Tuesday, January 30, 2007

Jenni had her baby. Autumn will be 2 weeks old this Thursday. She grows like a weed. I saw her last Thursday, and again on Sunday. She was noticeably larger, her face more round.

All babies look alike in the beginning--it's something to do with being small and pink and having hazy blue eyes--but you can't stop staring at the one you know. We watch her every movement, waiting for the break in the clouds--the brief moment when her eyes open and the light shines forth. She spends those brief moments looking puzzled, wondering at the big shapes hovering over her uttering complete gibberish.
When I told Jon I wanted to see Ghost Rider, he put his head in his hands and gave a despairing "Noooo!"

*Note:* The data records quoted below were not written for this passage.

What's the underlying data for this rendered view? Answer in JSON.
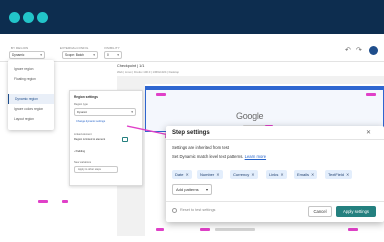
{
  "toolbar": {
    "col1_label": "BY REGION",
    "col1_value": "Dynamic",
    "col2_label": "EXTERNALCONFIG",
    "col2_value": "Scope: Batch",
    "col3_label": "VISIBILITY",
    "col3_value": "0"
  },
  "dropdown": {
    "items": [
      "Ignore region",
      "Floating region",
      "",
      "Dynamic region",
      "Ignore colors region",
      "Layout region"
    ]
  },
  "region_settings": {
    "title": "Region settings",
    "type_label": "Region type",
    "type_value": "Dynamic",
    "link": "Change dynamic settings",
    "linked_label": "Linked element",
    "linked_text": "Region is linked to element",
    "padding_label": "Padding",
    "new_variations_label": "New variations",
    "apply_btn": "Apply to other steps"
  },
  "checkpoint": {
    "title": "Checkpoint | 1/1",
    "subtitle": "Web | Linux | Firefox 100.0 | 1366x1024 | Desktop"
  },
  "page": {
    "logo": "Google"
  },
  "dialog": {
    "title": "Step settings",
    "line1": "Settings are inherited from test",
    "line2": "Set Dynamic match level text patterns.",
    "learn_more": "Learn more",
    "chips": [
      "Date",
      "Number",
      "Currency",
      "Links",
      "Emails",
      "TextField"
    ],
    "add_patterns": "Add patterns",
    "reset": "Reset to test settings",
    "cancel": "Cancel",
    "apply": "Apply settings"
  },
  "colors": {
    "appbar": "#0d2d4f",
    "accent": "#24807f",
    "chip": "#e3eefc",
    "highlight": "#e040c8",
    "region": "#2f66d0"
  }
}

Tuesday, January 23, 2007

It always takes a little bit to readjust to school. I have 2 classes within one day, at weird times, so it's impossible to do anything much except wait in between. I'm taking Collection Development and Technical Services.
Professor Carrigan teaches the Collection Development course. He always has fun at the interpreter's expense. He deliberately says "blah blah blah" to see them sign it. You start out with your index fingers pointed out, touching at the tips, other fingers curled in, then move them away from each other while moving them up and down, as if you are illustrating a very pointy mountainrange.
That explanation probably makes no sense, but even non-hard-of-hearing people--once they see the sign--will appreciate it illustrates the concept.

Saturday, January 20, 2007

I've discovered a wonderful author, Juliet Marillier. She writes historical fantasy that takes place in the British isles area. I don't normally read contemporary authors of fantasy/sci-fi simply because there is so much of it out there, and I have no desire to spend time separating the wheat from the chaff. But I decided to browse the new fantasy section at the library and happened across her newest book, part of the Bridei Chronicles, and devoured it within a week. I am starting to see what kind of books I tend towards, ones that give character to the environment, so that the landscape has a life of its own and thereby makes the characters of the stories more real.
I also like fairy tale re-tellings, so I snapped up her Daughter of the Forest when I saw that it was the story of the brothers that are enchanted to become swans and the sister that must toil for years at making clothes that will turn them back into humans. Not only does she make the fairy tale real, she adds insight that makes the reading experience richer.

Tuesday, January 16, 2007

Hello. I think I have forgotten about my blog for a while. I guess that's what the holidays do to you.
In a strange twist of events, Jon got a teaching job that he applied for but was turned down because a certified applicant had applied. They offered him an instructional aide position (which is quite beneath his talents--I speak with no bias towards him-- he really does know his science stuff), which he accepted just to get his foot in the door. Then on the very first day of work, within several hours, they offered him a teaching position. How crazy is that?
So it looks like we'll be moving to Wilmore, since W. Jessamine high school is about 4 miles outside of it. We're happy to be getting away from Lexington, but it'll feel a little weird going back to the town where I went to college. I remember the first couple years of not having a car, and just being able to go to Wal-mart in Nicholasville was a treat (even though I was well aware at that time of how ridiculous that was, having been given relative freedom by my parents while in high school--I know Mom is laughing over this right now, but I guess I was a rather boring kid who didn't do much to rile the parents. I don't have any stories to tell that can top those of Sue's).